Stevens Thomas (1814-1891), a respected businessman and dealer in real estate married Isabella L. Hayes on June 20, 1836. The marriage produced seven children. Thomas Street, in downtown Athens, is named in honor of the family.
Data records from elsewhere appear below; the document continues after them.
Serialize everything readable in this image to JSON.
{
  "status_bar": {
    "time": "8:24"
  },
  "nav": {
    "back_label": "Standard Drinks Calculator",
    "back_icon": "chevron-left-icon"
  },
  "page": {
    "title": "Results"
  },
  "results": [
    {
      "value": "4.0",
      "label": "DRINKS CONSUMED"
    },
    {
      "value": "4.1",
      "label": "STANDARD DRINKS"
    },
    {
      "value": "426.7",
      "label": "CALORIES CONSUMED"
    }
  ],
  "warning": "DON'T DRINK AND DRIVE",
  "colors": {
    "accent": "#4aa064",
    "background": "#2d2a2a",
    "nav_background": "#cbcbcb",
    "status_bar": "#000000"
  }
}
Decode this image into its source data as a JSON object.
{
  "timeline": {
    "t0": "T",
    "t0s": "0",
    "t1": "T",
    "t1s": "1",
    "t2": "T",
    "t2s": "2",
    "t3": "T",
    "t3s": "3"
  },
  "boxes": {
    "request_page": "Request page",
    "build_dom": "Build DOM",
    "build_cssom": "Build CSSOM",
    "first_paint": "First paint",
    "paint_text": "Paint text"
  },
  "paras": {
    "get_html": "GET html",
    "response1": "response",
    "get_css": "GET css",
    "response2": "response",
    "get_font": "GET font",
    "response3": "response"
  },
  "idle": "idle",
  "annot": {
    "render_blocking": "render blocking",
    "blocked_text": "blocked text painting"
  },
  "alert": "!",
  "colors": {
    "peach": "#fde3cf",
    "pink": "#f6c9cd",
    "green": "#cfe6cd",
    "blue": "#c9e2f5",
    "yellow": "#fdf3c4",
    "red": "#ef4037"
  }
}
Stevens Thomas, the son of Stevens Thomas and Elizabeth Peyton Cary Stevens, was born on June 27, 1814. The family were among the first settlers in Athens and lived at the corner of what became Thomas and Broad Streets. Thomas, a classmate of future Confederate vice president Alexander H. Stephens, graduated from the University of Georgia in 1832. He attended law school at Yale, probably graduating in 1835. He married Isabella L. Hayes the following year. After passing the bar, Thomas opted not to practice law, but to focus his efforts on entrepreneurial endeavors and planting. He served as president of the Athens Bank from 1856 until the outbreak of the Civil War. During the war years, Thomas joined a local home guard unit named the Mitchell Thunderbolts. Composed primarily of elderly but prominent Athenian men, the unit refused to turn out for inspections by Confederate authorities and their drills proved adventures in lumbering chaos. Fortunately, no one ever needed this comical assembly of “troops” to fight. After the war, Thomas held the position of secretary and general agent of the Southern Mutual Insurance Company from 1867 until his death in 1891. He also served as a trustee of the University of Georgia for twenty-eight years and as a member of the Board of Directors of the Georgia Railroad for twenty-eight years. He suffered a stroke in July, 1891 and his health proved fragile thereafter. He died of a sudden attack of “apoplexy” on October 26, 1891. Isabella followed him into death two months later.